Just a week after reversing the Federal Circuit’s longstanding interpretation of patent venue in TC Heartland LLC v. Kraft Foods Group, No. 16-341 (May 22, 2017), the Supreme Court again reversed the Federal Circuit, this time with respect to patent exhaustion.

U.S. patent laws entitle a patent holder to prevent others from making, selling, or importing the patented invention “without authority” from the patentee.  35 U. S. C. §§ 154(a), 271(a).  However, patent rights end or exhaust once a patented product is sold.  A purchaser may freely reuse or resell the product without infringing on the patent.  The Supreme Court has now held that a patentee cannot retain patent controls after a sale by prohibiting buyers from reusing or reselling the patented items.  It also held that products sold overseas exhaust patent rights and preclude a patentee from claiming infringement when the products are later imported and resold in the U.S. without the patentee’s authority.

Lexmark sells patented toner cartridges for laser printers.  Remanufacturers like Impression Products buy empty Lexmark cartridges in the U.S. and overseas, refill them, and sell them at lower prices than Lexmark charges.  Lexmark tried to prevent customers from selling used cartridges through a Return Program in which it sold cartridges at a discount in exchange for an agreement that the buyer would not reuse or resell the cartridges.  Lexmark sued Impression Products and others claiming that they were infringing Lexmark’s patents by refilling Return Program cartridges, and by importing and filling overseas-sold cartridges.

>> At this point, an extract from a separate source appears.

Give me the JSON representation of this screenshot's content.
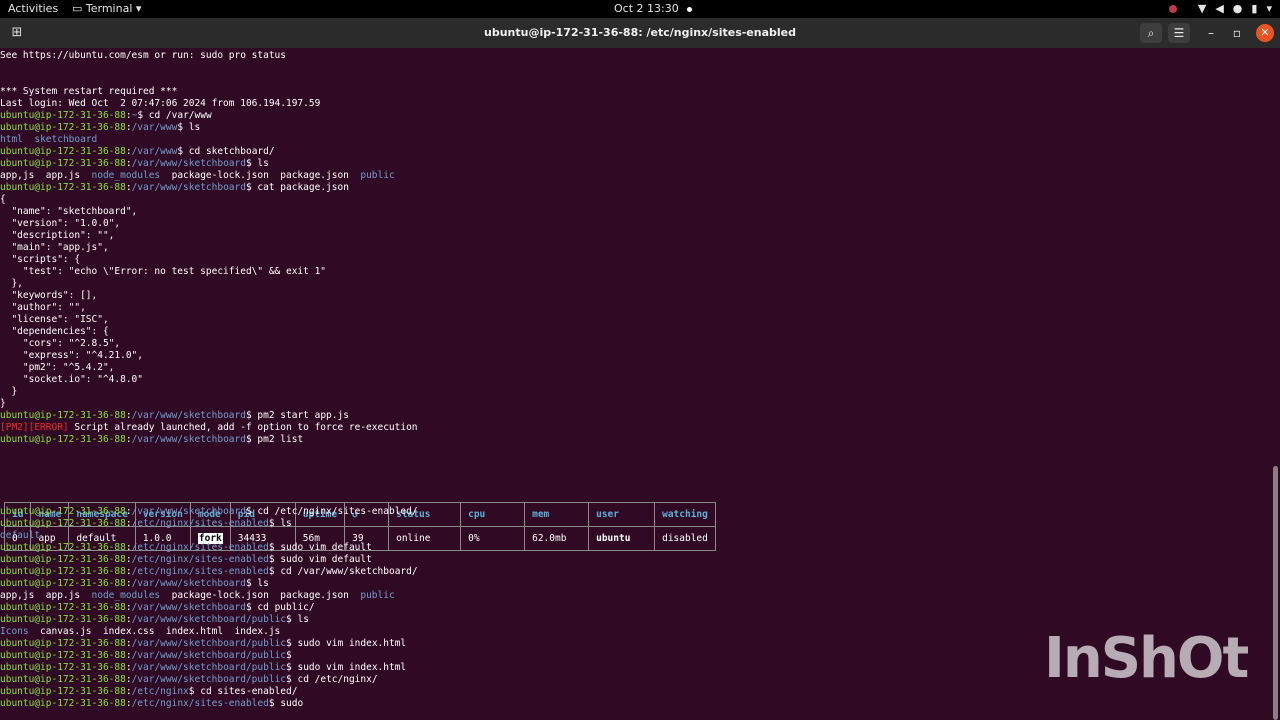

Lexmark argued that its patent rights had not exhausted because it had not authorized reuse and resale of Return Program cartridges, nor given authority to import cartridges sold overseas at lower prices because they did not carry patent protection until they were brought into the U.S.  Impression Products argued that all patent rights as to cartridges that had once been sold were exhausted.

The Federal Circuit, sitting en banc, held for Lexmark as to both issues.  Lexmark Intn’l, Inc. v. Impression Products, Inc., 816 F. 2d 721 (Fed. Cir. 2016).  It held that, unlike an ordinary sale, Lexmark’s Return Program sales were restricted and thus resales were “without authority.”  As to cartridges sold abroad, the circuit held that patent exhaustion did not arise because the sales were made where American patent laws do not apply.  It reasoned that the patentee did not receive the rewards allowed by the patent laws from selling in an American market.

The Supreme Court disagreed.  It held that once an item is sold, the patentee has “enjoyed all the rights secured” by the patent law and has no further right to restrain the use of the product through that law.  The Court traced the doctrine to the common-law rule against restraints on alienation, citing Lord Coke’s writings from the 17th century.  The Court disagreed with the Federal Circuit’s belief that the exhaustion doctrine was merely an interpretation of the patent law’s prohibition on selling a patented product “without authority.”  Instead, exhaustion is a limit on the scope of the patentee’s own rights under the patent laws.  Thus, even if Lexmark’s contracts with its customers were enforceable under contract law, they did not allow Lexmark to retain patent rights items it had sold.

The Court further held that sales outside the United States exhaust all rights under the patent laws, analogizing to the “first sale doctrine” from copyright law.  That doctrine provides that once a copyright owner sells a copy of its work, it loses the power to restrict resales even if the first sale was made abroad.  Applying patent exhaustion to foreign sales was just as straightforward because nothing in the Patent Act indicates that the “borderless common law principle” of exhaustion should be limited to domestic sales.

The decision was 7-1 with Justice Gorsuch not participating.  Justice Ginsburg concurred as to the domestic sales but dissented as to international exhaustion.

Impression Products, Inc. vs. Lexmark International, Inc., No. 15-1189 (May 30, 2017)